RP: I would say I do about 30 percent frontload for my travel. I do enough research to look for possibilities. There’s such a thing as too much information. So I read enough to give myself ideas but not so much that I give myself answers necessarily. And these days it’s different from when I started writing because with social media you can not only research the history of a place but you can have ten friends waiting for you in a place. You send out a Tweet or a Facebook post and somebody’s friend will say, “Oh yeah, I have a cousin in Budapest” and pretty soon that is dictating your trip, whereas in the past, serendipity used to dictate it. Sometimes you can find a perfectly good story through planning. I was saying that there are different kinds of travel writing. One of them is more of a consumer travel writing, which is about helping people have better vacations. That lends itself better to a lot of preparation and knowing the story going in. You are having an experience on behalf of the reader, and it’s as much a consumer experience as it is a life experience. If you have an epiphany in India, National Geographic Traveler doesn’t really care unless it can also resonate for the reader. It’s easy to disparage consumer travel writing, but it’s important and I have done it. But I think it’s more interesting to have an epiphany on behalf of yourself in a way that’s specific enough to resonate with the reader.
YH: You actually live in Kansas when you’re not traveling, but what is your take on the idea of home? Can you pinpoint a place as home or do you prefer to leave it ambiguous?
RP: I left it ambiguous for a long time.
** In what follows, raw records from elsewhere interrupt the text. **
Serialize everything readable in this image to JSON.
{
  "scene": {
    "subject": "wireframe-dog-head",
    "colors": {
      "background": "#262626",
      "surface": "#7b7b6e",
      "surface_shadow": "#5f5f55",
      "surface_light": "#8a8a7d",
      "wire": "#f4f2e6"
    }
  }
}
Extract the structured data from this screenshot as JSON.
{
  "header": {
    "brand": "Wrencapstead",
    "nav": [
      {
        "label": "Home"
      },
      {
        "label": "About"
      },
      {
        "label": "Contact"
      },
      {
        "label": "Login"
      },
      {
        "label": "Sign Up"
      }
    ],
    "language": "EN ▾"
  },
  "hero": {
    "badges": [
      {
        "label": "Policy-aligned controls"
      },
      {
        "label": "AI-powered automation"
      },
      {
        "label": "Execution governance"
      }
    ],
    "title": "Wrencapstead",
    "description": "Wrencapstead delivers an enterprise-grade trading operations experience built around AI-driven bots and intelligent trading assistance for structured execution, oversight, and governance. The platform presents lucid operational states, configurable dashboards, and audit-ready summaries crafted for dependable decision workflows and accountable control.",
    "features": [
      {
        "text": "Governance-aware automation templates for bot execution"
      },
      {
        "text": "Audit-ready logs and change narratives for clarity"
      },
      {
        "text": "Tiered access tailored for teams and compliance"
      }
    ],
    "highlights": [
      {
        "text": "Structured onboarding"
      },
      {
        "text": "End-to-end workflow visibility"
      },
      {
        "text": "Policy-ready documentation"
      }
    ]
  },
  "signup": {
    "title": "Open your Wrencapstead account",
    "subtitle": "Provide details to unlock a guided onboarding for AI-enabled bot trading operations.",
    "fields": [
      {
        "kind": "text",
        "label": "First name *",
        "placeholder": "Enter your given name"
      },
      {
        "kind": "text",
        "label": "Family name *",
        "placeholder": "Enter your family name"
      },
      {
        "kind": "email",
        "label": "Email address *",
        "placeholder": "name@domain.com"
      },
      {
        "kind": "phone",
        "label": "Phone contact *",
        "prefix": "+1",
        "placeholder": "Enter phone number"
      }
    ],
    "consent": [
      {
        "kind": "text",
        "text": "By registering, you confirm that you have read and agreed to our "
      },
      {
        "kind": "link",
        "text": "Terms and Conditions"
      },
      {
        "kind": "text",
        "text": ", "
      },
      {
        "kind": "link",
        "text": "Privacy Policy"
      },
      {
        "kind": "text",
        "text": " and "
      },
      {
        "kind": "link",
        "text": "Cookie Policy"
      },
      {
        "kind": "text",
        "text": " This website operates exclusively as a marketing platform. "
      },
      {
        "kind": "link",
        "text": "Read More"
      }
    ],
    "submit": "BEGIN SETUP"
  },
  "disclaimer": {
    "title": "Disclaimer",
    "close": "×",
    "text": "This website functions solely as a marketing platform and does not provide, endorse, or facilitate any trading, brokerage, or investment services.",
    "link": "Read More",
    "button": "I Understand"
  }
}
Since I renovated my home in Kansas, where my family lives, that is my querencia place, that’s the place where my heart is. I wouldn’t have expected that but it’s turned out to be a good arrangement. And I know a lot of travel writers wrestle with this because home is a malleable idea. Regardless of whether you travel to the other side of the world or if you just move next door to your family, home is always redefined someway. One thing that I learned in my travels is how important family is to everybody. It never occurs to some people to live ten thousand miles away from their mother or whatever. I’m still sharpening my idea of home but it really came into focus when, in my mid-30s, I made that decision.
YH: What is your advice to students who go abroad?
RP: One is, don’t come back. Or don’t come back just because you think you’re supposed to. If something snags on your heart about a foreign place, then stay another year there—what happens there is important. Also, go slow and allow yourself to immerse yourself. You won’t even know, going in, what the benefits will be yet. Some of the most professionally satisfied people I know are people who were committed to overseas experiences when they were young because they have so many more tools, and they have lived outside the set of assumptions that they were raised with for long enough that they are more nimble global citizens.
——This interview was condensed by the author